Take the 2-minute tour ×
Stack Overflow is a question and answer site for professional and enthusiast programmers. It's 100% free, no registration required.

We have an application which uses an instance of Sql Server locally for its backend storage. The administrator windows login has had its sysadmin right revoked, and instead two sql logins have been created; one for the application with a secret password and one read only login we let users view the raw data with.

This was working fine until we moved on FileStreams, which requires intergrated windows authentication. So now the sql server logins must be replaced.

As a result, I am now reviewing all of our logins but I am not sure how it is possible.

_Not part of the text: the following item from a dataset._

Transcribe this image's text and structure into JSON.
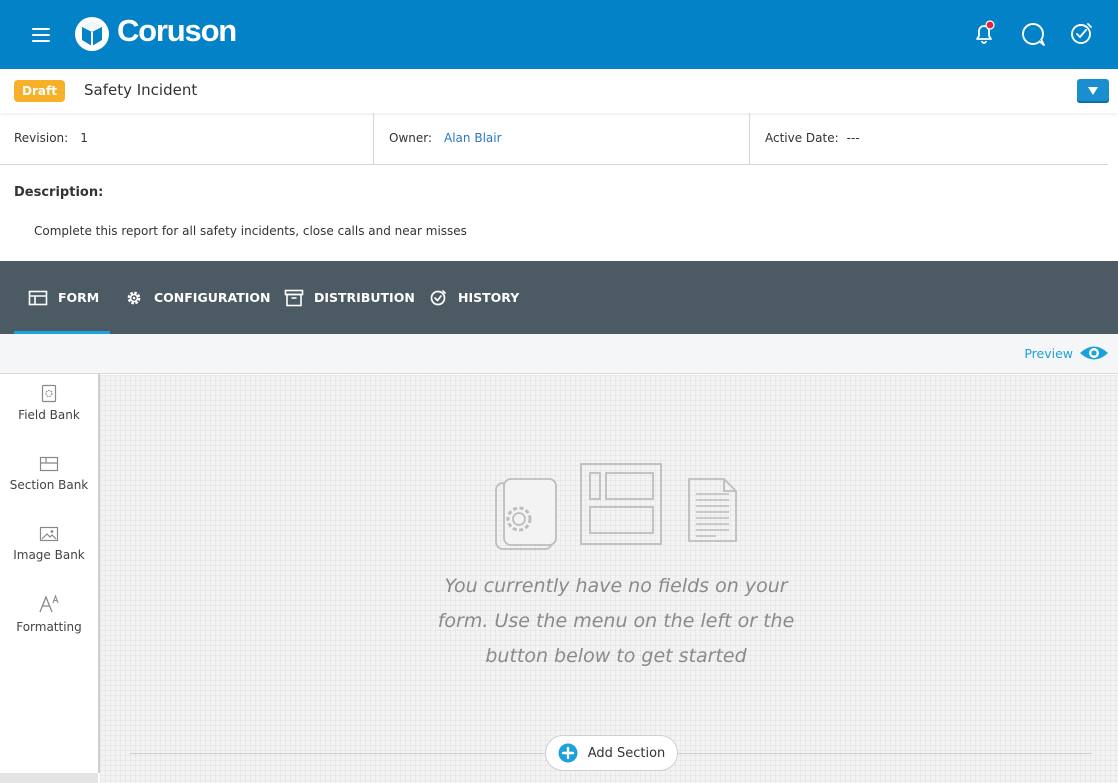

It seems that the application needs full read/write access, yet I still need to lock down writing to the tables so the user cannot login into the database and delete data randomly. Does anyone have any tips for setting multiple levels of security using intergrated windows logins, or can you direct me to any further reading?

Some answers can also be found on serverfault: http://serverfault.com/questions/138763/setting-sql-server-security-rights-for-multiple-situations

share|improve this question
    
Just to see if I am clear, under the pre-FILESTREAM approach your users used the same SQL login to connect to the app in order to view your data and now that data has been migrated to one or more FILESTREAM groups? –  jl. May 5 '10 at 14:10
    
No, there was one public read-only login and one private read/write login internally used by the application. In order to use FILESTREAM logins need to use Windows Authentication, so I need to remove the SQL logins, yet maintain a secure system. –  DanDan May 5 '10 at 14:42

1 Answer 1

up vote 1 down vote accepted

You can grant data read rights to the windows login your users will use (ie. the actual user, a group, or a built-in group like Users or Everyone). Your application can use an approle with a 'secret' password, and grant the necessary write rights to this approle. Your app logs in as the windows user, but then it impersonates the approle. See Application Roles.

Some notes:

share|improve this answer
    
Thank you for this excellent information. –  DanDan May 6 '10 at 16:27

Your Answer

 
discard

By posting your answer, you agree to the privacy policy and terms of service.

Not the answer you're looking for? Browse other questions tagged or ask your own question.